Thirst Project Club aims to make a difference by building a well


Hannah Choi

Member of the Thirst Project Club and junior Sarenna Wood designs wristbands for the club fundraisers. Wood said her favorite part of the club is the energy they have when talking about their projects. “Everyone just gets so excited and starts thinking of more ways to raise money and support for the project,” Wood said. “It’s a really great cause and I’m super proud to be a part of it.”

After an official Road Warrior from the Thirst Project headquarters came to talk to junior Salma Ahmed’s Biology class about their organization, a group of five junior women became inspired to start a similar club themselves.

The Thirst Project is an international organization that raises money to fund wells and bring water to developing countries and places that lack access to clean water. 

“If it was not for her, I highly doubt any of us would have come to know about the Thirst Project and what it stands for,” Ahmed said. “The Road Warrior was the person who introduced us to this amazing foundation and sparked us to start the club here.”

They began by creating an executive board made up of juniors Salma Ahmed, Sarenna Wood, Claire Reifschneider, Alina Henry and Rishita Nannapaneni. They then created a goal to raise $6,000 this year, which is half the money needed to build a well. By the time they graduate, they hope will have enough money to build one well in a country in need.

“We were shocked by the number of people who did not have safe water and the impacts it has on these people,” Henry said. “We needed to be a part of this change.”

Every other Thursday, students of all grades meet to discuss their fundraising plans to build wells in countries in need of clean and accessible water. To raise money, the club will begin selling wristbands, putting together a raffle and starting a GoFundMe to raise awareness. 

“As of now we are checking with the Activities Office about selling wristbands and getting a drawing started,” Henry said. “I am really excited to see this all be put in motion and have it be successful.”

Ahmed hopes the Thirst Project Club will educate students about the other parts of the world. 

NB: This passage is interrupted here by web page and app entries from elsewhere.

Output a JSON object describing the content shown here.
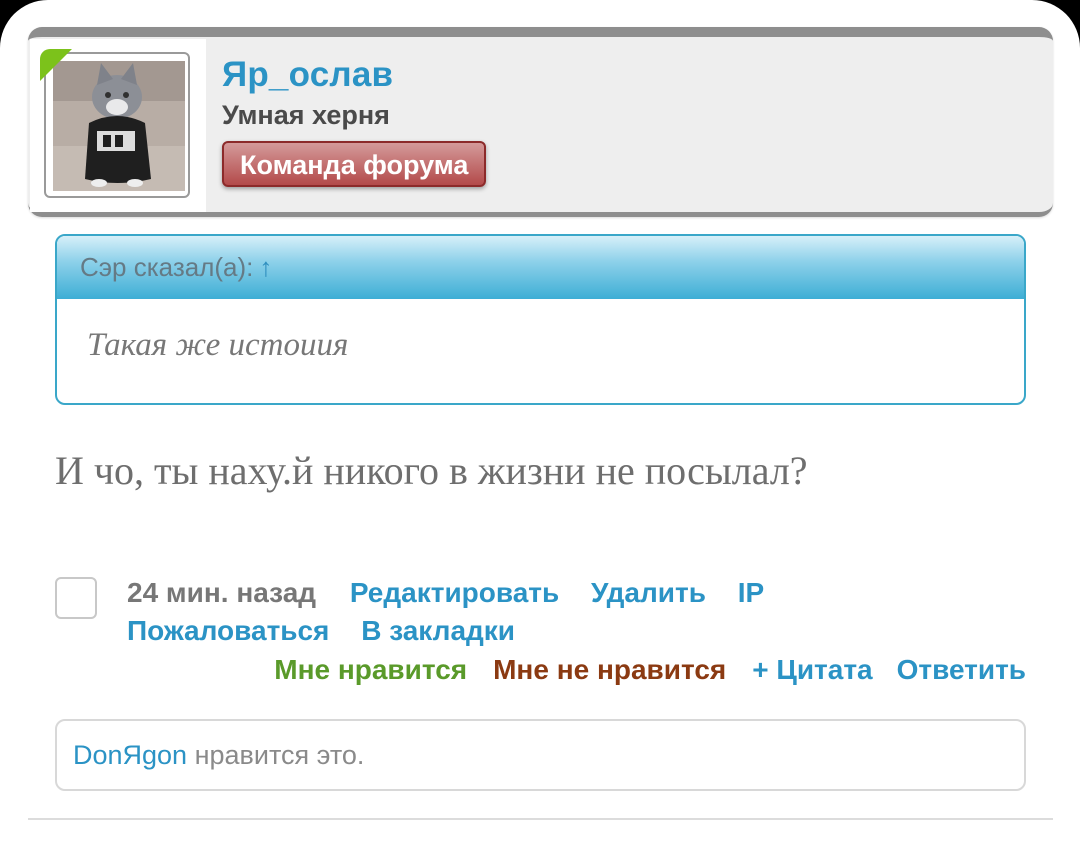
{
  "user": {
    "name": "Яр_ослав",
    "title": "Умная херня",
    "role_badge": "Команда форума",
    "online": true
  },
  "quote": {
    "author": "Сэр сказал(а):",
    "arrow": "↑",
    "text": "Такая же истоиия"
  },
  "message": {
    "text": "И чо, ты наху.й никого в жизни не посылал?"
  },
  "actions": {
    "time": "24 мин. назад",
    "edit": "Редактировать",
    "delete": "Удалить",
    "ip": "IP",
    "report": "Пожаловаться",
    "bookmark": "В закладки",
    "like": "Мне нравится",
    "dislike": "Мне не нравится",
    "quote": "+ Цитата",
    "reply": "Ответить"
  },
  "likes": {
    "user": "DonЯgon",
    "text": " нравится это."
  },
  "colors": {
    "accent": "#2b93c5",
    "like": "#5a9a2a",
    "dislike": "#8b3a12",
    "badge": "#b34a4a",
    "online": "#7cc21b"
  }
}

“We are very fortunate to live in a country where we can get the things that we want, but there are people around the world who can not get that,” Ahmed said. 

Freshman and club member Megan Hoenecke believes the club gives students an opportunity to make a difference. 

“It is an interesting program that allows students to really experience what mission work is about and how they can make a difference just by being part of a high school club,” Hoenecke said.

The Thirst Project members are invested in their fundraising goal because of the need for help in developing countries to have clean water.

“I feel attached to this club because it made me really upset that something we take for granted, fresh and clean water, was not easily accessible to millions of people in the world,” Ahmed said. “I wanted to change that or at least try to change that.”